* [Task requirements] Below are records. Copy every line with "routing" in it.

Segment Open

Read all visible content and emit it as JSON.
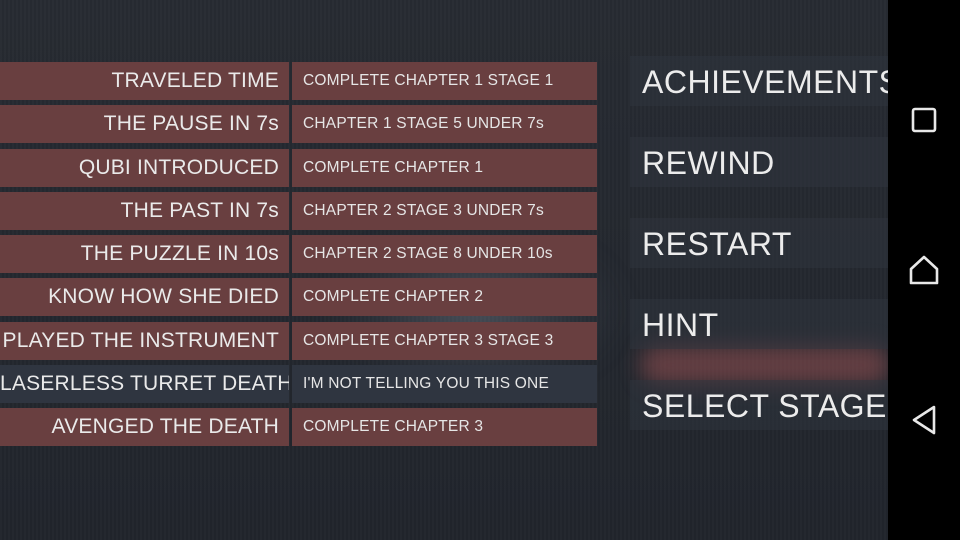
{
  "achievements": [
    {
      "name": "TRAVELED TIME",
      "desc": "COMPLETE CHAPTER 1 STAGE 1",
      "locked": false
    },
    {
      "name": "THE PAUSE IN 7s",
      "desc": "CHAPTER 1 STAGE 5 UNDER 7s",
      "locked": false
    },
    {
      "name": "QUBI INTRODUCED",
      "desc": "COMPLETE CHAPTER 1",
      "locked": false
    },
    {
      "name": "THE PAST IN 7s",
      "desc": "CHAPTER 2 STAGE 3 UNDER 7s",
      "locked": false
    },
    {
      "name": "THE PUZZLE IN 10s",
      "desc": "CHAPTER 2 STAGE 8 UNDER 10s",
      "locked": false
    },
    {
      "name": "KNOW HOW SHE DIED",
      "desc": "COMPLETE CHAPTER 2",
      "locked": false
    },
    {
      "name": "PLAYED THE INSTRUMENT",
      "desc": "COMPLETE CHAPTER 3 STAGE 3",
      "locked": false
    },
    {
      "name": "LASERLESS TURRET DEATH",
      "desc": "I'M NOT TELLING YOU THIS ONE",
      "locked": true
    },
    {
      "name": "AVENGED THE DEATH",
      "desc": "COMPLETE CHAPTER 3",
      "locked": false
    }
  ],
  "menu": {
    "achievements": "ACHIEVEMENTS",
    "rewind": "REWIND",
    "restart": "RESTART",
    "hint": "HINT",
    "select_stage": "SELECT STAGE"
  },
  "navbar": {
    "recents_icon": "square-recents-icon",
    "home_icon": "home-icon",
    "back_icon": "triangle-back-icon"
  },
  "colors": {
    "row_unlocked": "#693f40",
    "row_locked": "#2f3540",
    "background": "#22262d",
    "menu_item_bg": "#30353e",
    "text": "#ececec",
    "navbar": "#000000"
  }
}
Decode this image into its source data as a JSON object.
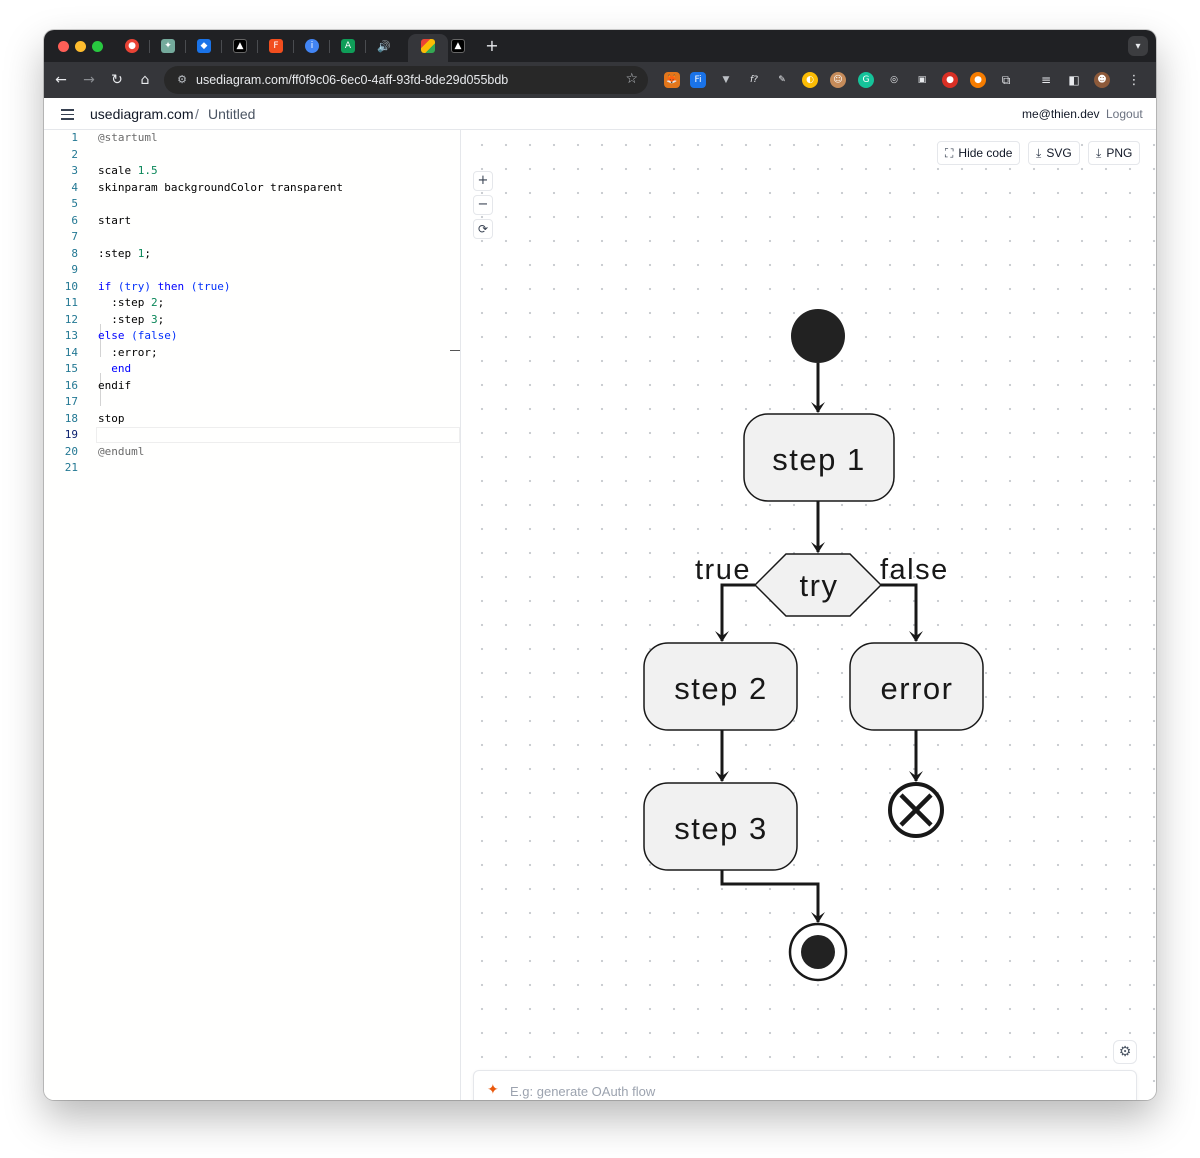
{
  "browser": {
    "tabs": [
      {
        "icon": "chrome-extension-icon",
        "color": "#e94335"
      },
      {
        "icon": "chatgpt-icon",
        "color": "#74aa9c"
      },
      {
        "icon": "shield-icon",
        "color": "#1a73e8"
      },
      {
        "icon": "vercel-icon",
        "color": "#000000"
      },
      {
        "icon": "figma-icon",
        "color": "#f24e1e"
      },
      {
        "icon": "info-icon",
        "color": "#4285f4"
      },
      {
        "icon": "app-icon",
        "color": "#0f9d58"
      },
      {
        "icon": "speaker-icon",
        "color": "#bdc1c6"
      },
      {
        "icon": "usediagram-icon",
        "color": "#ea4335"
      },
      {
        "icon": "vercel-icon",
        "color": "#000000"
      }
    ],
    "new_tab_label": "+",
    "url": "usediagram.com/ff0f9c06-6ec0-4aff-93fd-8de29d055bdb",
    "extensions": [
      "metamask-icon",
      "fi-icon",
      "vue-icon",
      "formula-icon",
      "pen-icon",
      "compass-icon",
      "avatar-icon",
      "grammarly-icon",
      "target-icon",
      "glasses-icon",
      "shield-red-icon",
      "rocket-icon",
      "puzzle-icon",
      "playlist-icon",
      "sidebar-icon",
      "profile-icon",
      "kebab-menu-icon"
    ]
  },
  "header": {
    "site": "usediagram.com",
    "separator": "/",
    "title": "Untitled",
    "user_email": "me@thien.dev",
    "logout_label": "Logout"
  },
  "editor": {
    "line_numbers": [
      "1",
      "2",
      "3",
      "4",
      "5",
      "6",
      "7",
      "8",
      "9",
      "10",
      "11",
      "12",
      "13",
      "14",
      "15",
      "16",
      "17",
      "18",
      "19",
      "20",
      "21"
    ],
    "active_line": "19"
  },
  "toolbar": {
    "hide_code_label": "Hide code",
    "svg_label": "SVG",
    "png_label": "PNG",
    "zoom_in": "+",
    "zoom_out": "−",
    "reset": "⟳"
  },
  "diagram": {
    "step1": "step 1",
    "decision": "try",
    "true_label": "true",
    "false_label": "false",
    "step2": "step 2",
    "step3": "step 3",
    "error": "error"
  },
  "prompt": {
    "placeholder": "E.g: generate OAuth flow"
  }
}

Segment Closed
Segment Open

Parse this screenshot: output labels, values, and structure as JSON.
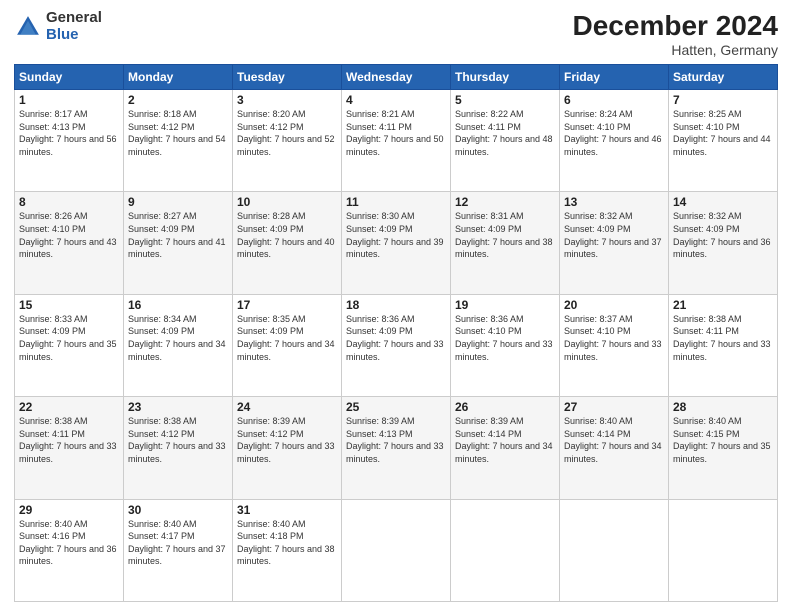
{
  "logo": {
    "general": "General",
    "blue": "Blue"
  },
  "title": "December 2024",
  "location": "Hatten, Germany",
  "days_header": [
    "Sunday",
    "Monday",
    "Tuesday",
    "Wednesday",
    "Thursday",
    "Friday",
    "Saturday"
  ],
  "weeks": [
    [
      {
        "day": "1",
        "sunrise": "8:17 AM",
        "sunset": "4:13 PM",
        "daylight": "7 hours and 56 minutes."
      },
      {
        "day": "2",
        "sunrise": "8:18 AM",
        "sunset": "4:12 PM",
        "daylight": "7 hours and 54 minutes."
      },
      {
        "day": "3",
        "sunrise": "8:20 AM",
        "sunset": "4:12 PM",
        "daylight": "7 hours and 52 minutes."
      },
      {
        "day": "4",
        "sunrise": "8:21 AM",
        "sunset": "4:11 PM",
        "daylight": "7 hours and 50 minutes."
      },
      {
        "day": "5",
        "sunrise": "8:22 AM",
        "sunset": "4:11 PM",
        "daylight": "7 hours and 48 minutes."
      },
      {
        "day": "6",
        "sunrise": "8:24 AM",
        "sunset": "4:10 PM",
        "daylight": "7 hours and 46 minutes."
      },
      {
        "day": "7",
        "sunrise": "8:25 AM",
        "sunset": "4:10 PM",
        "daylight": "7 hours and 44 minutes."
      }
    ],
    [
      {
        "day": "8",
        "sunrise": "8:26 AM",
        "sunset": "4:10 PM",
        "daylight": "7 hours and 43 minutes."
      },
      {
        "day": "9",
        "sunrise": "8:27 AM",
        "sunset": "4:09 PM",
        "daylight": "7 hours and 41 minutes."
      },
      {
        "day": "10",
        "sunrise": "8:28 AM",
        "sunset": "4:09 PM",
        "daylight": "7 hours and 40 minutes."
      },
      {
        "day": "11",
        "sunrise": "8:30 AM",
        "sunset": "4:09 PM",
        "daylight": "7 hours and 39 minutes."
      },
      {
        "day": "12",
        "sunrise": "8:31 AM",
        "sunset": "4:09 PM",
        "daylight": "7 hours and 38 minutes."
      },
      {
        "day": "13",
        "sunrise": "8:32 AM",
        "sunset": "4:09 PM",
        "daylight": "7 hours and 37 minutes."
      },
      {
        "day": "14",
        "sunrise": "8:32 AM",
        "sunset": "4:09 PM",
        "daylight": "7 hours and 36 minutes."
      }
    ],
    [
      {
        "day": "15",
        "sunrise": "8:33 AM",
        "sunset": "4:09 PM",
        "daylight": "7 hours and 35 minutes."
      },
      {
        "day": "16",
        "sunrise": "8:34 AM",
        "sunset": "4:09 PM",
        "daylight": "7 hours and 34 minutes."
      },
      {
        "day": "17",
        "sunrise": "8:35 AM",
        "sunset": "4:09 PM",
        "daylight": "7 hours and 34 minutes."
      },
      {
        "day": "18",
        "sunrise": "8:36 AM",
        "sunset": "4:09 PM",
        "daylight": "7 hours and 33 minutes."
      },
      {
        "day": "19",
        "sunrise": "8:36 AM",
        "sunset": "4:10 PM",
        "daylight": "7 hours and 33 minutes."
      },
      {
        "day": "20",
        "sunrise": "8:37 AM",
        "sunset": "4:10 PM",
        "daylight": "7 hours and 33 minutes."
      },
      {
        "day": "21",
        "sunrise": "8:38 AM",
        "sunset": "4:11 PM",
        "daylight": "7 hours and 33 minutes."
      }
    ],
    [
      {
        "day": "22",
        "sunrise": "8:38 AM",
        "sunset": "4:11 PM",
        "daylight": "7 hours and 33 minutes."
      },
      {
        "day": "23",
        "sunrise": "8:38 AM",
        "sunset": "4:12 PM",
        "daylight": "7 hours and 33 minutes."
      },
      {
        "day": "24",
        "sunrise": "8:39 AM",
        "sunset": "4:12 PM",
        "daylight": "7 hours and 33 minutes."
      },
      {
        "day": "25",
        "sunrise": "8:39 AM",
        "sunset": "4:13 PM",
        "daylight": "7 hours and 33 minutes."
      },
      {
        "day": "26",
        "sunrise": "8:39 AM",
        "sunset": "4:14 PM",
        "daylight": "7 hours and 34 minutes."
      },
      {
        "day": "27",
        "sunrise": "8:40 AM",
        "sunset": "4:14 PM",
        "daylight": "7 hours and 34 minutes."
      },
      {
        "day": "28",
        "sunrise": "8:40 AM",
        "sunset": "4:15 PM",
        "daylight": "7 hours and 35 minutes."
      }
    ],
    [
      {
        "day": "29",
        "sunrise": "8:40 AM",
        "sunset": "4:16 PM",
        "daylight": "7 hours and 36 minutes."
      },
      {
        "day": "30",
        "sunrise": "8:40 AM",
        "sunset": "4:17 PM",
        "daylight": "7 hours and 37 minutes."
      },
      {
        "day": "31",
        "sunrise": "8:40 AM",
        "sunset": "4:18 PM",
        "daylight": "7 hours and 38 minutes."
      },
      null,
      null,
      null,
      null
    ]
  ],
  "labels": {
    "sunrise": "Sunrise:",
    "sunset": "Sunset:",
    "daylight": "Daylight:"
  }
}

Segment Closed
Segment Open

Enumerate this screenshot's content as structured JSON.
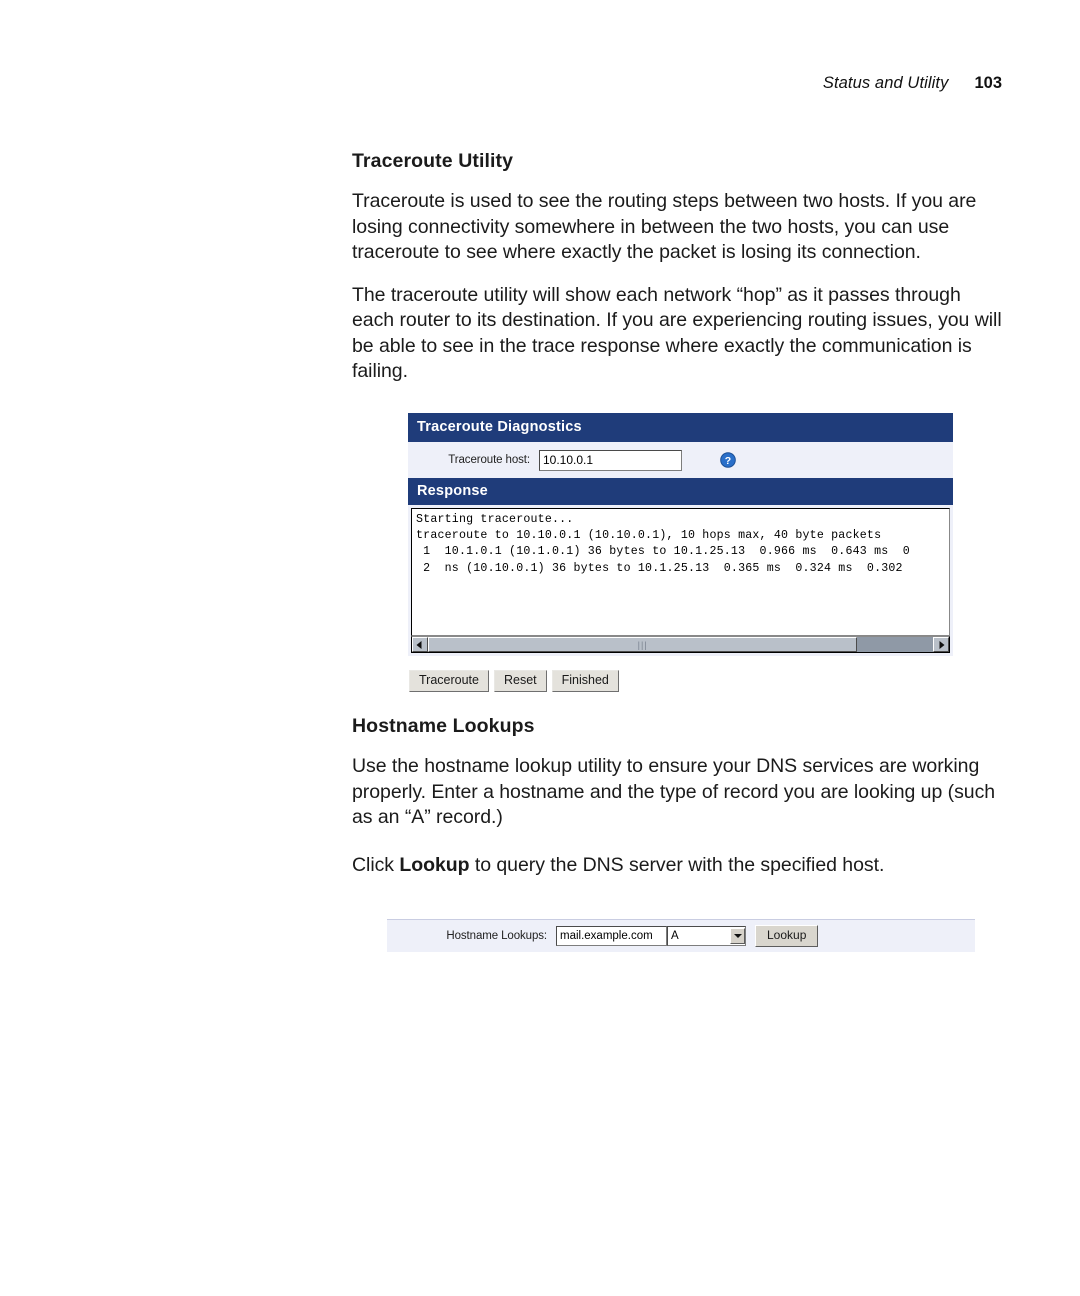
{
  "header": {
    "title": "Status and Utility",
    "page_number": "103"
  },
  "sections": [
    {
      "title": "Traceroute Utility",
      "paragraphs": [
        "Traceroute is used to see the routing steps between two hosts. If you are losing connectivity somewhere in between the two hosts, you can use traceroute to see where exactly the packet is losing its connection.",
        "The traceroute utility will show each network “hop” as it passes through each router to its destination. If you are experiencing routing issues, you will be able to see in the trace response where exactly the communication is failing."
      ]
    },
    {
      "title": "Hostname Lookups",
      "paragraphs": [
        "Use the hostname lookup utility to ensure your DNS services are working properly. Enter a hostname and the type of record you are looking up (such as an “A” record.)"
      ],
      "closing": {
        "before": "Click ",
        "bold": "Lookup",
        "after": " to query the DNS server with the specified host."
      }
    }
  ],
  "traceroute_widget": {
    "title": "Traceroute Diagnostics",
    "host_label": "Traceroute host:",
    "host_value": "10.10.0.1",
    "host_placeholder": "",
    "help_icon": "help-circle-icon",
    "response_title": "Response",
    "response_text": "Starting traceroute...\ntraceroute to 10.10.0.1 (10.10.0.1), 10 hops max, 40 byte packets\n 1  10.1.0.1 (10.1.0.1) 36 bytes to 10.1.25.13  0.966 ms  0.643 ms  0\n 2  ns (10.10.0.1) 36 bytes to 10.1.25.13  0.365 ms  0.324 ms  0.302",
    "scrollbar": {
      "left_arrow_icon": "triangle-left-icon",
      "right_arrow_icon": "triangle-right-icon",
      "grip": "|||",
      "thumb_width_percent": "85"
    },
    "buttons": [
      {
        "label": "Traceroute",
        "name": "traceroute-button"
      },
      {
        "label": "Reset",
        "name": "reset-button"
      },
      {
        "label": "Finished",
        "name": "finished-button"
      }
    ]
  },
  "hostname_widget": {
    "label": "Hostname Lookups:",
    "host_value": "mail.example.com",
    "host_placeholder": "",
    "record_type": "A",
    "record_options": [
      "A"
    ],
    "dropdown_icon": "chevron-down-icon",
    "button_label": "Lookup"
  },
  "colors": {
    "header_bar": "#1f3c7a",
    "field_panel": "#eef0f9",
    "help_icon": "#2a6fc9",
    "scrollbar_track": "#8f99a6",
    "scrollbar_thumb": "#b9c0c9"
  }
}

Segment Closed

* [Answer below]
        "Traceroute is used to see the routing steps between two hosts. If you are losing connectivity somewhere in between the two hosts, you can use traceroute to see where exactly the packet is losing its connection.",
        "The traceroute utility will show each network “hop” as it passes through each router to its destination. If you are experiencing routing issues, you will be able to see in the trace response where exactly the communication is failing."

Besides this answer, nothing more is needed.